Task directions: Your answer must be every line of the data that contains "TRANSPARAN".

Records for the exercise:
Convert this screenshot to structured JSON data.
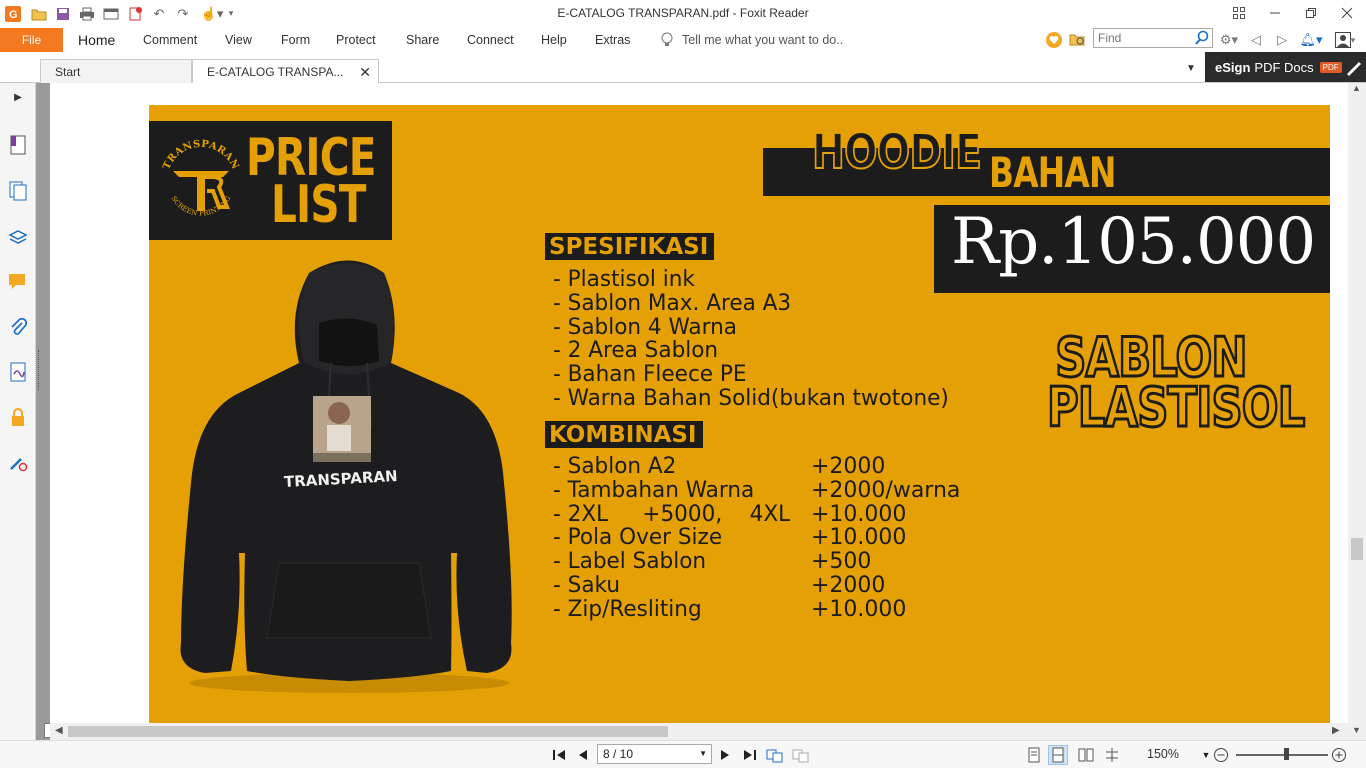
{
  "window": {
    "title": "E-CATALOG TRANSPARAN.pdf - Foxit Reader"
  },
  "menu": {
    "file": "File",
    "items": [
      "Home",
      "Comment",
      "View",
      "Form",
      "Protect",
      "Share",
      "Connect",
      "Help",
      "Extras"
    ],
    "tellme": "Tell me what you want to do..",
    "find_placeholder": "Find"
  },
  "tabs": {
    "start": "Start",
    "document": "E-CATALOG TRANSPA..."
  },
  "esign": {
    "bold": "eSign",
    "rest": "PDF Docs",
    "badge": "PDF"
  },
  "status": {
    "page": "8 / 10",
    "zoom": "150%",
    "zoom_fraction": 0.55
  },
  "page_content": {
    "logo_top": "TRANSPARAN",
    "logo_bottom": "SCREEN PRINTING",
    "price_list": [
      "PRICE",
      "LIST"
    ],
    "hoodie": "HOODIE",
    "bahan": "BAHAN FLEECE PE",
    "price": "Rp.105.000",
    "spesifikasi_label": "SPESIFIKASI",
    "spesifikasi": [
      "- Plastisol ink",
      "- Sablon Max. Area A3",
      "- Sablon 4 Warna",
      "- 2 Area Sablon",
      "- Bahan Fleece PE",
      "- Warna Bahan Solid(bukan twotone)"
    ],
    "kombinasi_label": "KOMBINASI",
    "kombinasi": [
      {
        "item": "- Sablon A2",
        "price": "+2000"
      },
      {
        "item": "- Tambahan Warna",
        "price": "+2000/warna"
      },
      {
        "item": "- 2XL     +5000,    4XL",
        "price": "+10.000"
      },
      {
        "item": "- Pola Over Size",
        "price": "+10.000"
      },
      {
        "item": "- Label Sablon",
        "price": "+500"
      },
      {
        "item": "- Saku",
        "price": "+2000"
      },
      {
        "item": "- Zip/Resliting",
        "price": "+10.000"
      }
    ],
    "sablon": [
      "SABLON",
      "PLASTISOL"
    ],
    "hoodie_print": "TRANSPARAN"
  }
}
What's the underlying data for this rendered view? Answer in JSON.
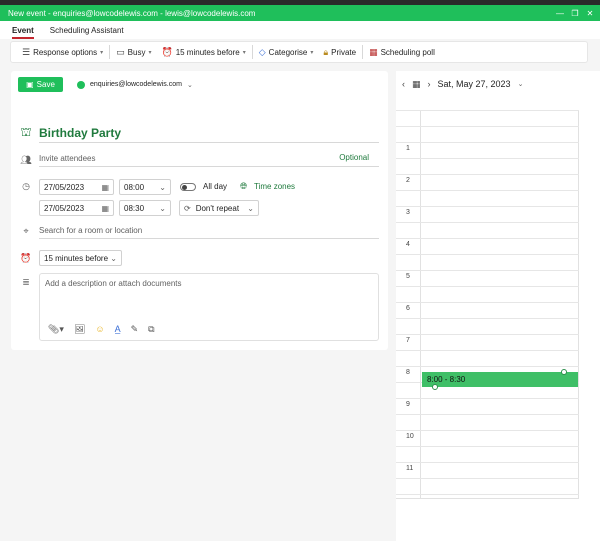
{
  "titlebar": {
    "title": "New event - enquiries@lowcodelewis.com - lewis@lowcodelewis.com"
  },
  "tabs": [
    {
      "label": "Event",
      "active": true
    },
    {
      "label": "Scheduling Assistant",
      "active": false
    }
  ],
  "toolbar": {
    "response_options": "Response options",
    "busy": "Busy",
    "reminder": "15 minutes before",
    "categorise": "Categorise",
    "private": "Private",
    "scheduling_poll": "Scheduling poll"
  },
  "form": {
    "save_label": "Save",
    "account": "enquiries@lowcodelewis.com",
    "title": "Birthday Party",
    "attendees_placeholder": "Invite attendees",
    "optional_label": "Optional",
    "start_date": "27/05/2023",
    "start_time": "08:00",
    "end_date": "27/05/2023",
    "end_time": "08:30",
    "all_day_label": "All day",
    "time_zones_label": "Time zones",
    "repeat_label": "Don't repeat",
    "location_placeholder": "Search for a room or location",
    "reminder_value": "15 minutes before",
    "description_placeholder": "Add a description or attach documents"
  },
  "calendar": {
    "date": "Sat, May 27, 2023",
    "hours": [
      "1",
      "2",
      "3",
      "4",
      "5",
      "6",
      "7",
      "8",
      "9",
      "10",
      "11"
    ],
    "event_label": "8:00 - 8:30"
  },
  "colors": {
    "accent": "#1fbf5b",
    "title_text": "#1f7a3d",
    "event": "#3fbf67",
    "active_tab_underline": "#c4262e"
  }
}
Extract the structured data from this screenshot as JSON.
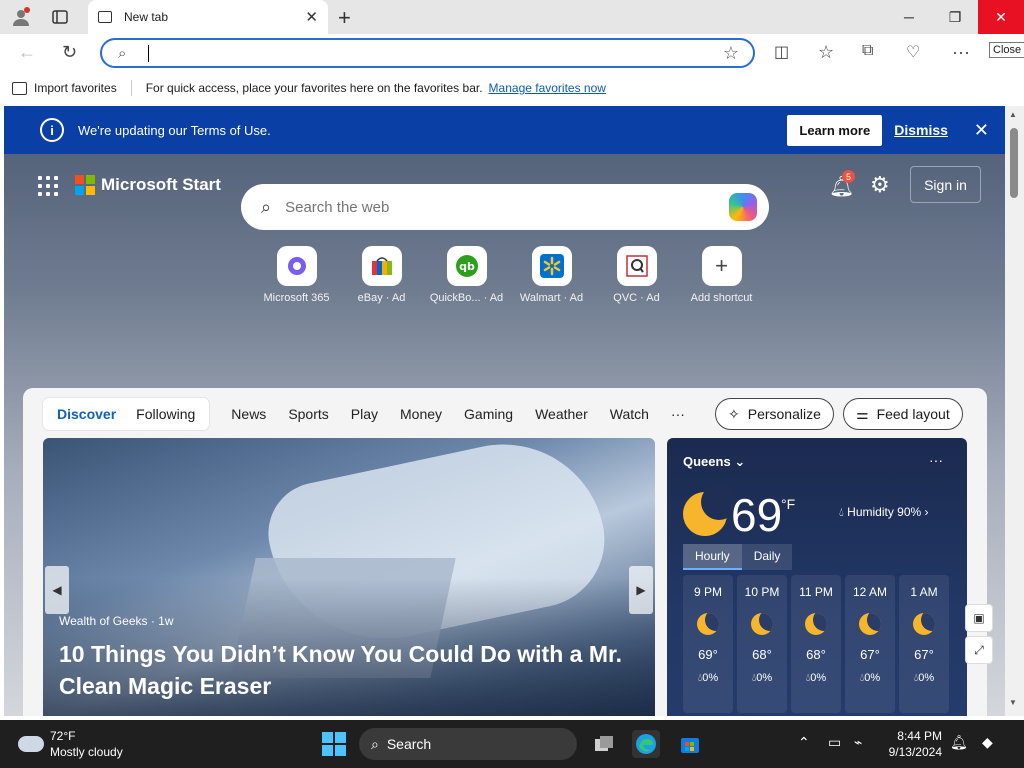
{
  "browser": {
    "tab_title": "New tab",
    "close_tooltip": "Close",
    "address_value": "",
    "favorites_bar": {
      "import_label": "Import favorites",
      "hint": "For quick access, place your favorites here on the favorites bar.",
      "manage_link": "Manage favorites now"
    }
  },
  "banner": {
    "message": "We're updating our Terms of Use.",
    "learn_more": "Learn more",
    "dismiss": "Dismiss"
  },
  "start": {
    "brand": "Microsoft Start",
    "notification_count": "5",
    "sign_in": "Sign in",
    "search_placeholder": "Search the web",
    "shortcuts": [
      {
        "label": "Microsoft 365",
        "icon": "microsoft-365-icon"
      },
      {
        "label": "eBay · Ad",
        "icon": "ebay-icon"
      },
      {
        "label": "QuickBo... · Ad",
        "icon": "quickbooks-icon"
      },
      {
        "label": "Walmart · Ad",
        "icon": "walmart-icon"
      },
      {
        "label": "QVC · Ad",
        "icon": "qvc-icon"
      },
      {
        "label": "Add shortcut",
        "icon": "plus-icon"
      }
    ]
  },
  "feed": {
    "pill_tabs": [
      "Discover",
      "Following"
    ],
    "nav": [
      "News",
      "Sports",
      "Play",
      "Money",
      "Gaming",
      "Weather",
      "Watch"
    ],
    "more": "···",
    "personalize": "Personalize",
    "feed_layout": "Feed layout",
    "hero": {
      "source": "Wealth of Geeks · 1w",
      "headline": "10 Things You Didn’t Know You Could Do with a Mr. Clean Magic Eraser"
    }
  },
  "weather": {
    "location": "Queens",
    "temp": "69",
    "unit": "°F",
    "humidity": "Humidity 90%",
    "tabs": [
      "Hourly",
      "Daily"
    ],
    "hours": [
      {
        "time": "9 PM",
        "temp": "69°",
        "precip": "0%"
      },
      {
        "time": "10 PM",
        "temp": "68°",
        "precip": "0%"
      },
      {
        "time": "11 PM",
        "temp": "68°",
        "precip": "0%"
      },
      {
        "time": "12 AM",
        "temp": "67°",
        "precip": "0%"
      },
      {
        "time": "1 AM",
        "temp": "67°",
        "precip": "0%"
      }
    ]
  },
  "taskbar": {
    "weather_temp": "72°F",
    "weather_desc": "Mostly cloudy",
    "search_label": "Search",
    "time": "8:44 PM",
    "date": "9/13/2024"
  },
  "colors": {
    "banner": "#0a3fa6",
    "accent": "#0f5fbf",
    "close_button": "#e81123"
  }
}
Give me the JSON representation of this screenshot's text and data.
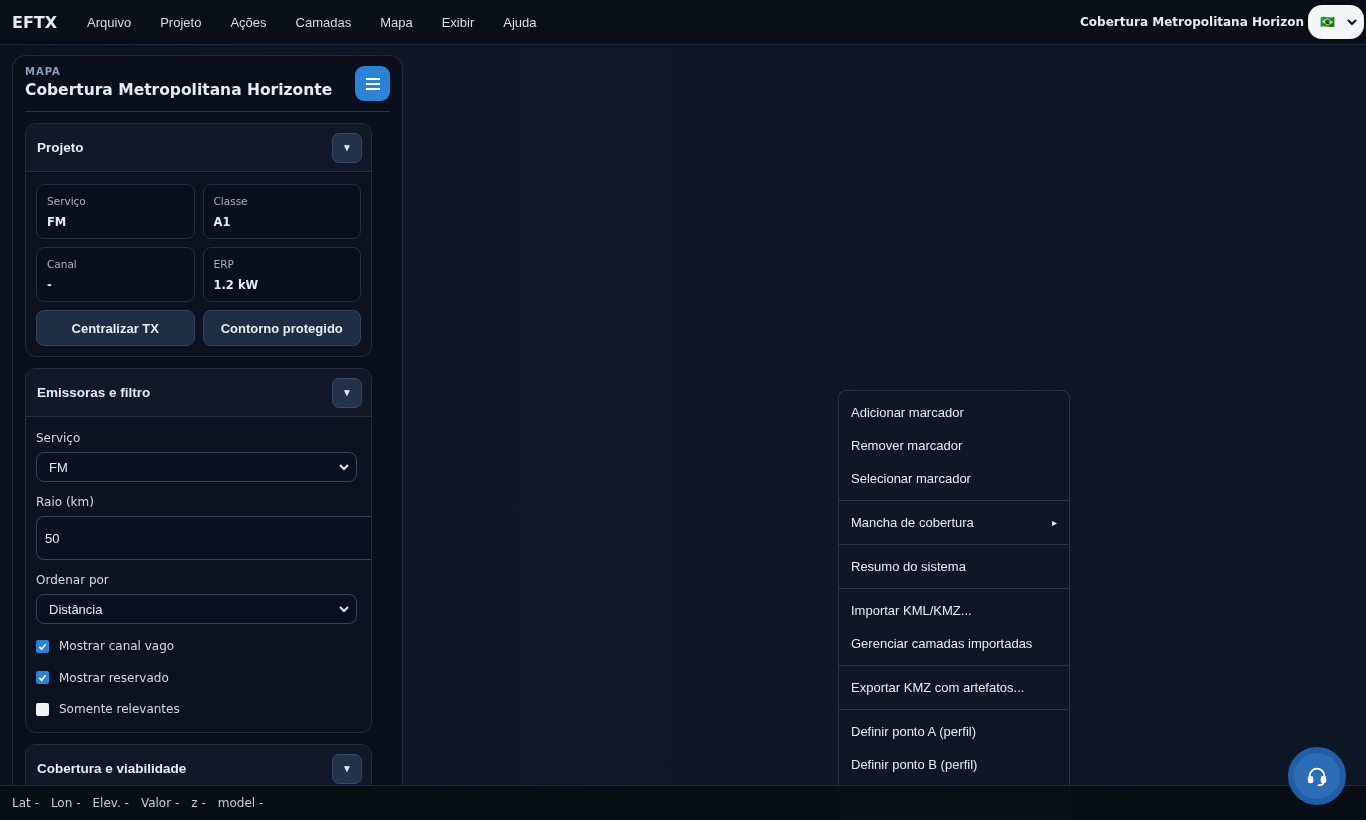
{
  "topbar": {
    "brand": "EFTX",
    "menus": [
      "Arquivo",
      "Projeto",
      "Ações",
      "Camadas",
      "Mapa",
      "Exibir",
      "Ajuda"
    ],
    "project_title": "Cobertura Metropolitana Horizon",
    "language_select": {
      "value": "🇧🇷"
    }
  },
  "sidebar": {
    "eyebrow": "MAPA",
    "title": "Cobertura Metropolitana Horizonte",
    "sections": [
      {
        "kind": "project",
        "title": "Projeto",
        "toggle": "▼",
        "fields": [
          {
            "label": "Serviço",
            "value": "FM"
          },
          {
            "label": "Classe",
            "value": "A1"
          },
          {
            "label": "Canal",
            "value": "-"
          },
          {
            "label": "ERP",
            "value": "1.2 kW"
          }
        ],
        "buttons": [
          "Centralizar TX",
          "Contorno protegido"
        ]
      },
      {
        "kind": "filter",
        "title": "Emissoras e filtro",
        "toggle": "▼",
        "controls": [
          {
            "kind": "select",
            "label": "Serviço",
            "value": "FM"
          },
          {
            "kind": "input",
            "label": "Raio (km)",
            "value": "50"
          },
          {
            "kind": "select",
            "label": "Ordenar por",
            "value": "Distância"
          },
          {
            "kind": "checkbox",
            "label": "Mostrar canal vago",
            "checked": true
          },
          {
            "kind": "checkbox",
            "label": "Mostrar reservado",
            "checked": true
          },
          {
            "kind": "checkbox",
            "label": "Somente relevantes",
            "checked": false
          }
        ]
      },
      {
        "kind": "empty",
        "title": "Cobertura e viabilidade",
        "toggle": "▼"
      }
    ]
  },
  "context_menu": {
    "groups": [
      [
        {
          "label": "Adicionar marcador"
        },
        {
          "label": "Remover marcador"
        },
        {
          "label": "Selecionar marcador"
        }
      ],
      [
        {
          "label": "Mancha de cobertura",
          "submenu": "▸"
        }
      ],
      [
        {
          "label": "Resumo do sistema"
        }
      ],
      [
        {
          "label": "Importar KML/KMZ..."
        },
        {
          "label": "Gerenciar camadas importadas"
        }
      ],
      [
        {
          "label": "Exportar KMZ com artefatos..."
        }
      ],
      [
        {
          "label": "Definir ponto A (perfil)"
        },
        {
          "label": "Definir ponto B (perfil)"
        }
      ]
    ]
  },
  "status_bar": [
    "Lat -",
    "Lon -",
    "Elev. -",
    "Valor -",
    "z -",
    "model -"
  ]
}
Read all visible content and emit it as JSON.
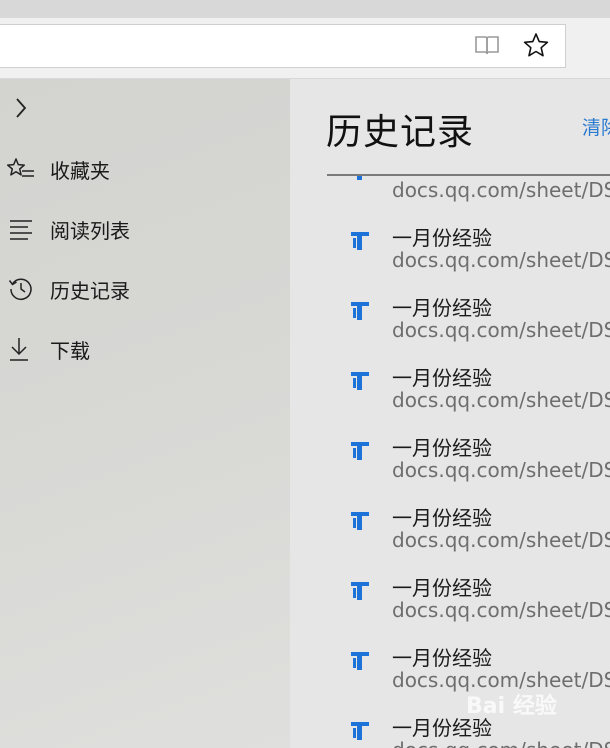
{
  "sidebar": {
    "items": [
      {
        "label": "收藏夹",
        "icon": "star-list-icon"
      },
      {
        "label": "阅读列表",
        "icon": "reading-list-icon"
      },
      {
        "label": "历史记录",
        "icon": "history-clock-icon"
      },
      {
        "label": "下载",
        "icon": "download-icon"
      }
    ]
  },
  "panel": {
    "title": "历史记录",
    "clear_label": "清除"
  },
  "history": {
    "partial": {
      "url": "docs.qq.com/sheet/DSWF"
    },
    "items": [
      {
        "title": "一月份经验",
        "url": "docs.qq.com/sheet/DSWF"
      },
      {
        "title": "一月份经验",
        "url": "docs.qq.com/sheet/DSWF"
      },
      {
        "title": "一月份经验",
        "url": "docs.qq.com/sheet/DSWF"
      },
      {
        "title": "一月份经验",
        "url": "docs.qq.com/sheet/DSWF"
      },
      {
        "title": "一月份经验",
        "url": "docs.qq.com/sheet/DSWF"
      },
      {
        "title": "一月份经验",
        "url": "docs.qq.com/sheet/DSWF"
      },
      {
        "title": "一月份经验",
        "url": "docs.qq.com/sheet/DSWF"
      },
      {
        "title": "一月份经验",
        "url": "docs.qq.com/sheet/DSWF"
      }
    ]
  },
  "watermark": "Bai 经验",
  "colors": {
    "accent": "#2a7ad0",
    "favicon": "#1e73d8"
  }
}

Your solution:
    "title": "E-CATALOG TRANSPARAN.pdf - Foxit Reader"
    "logo_top": "TRANSPARAN",
    "hoodie_print": "TRANSPARAN"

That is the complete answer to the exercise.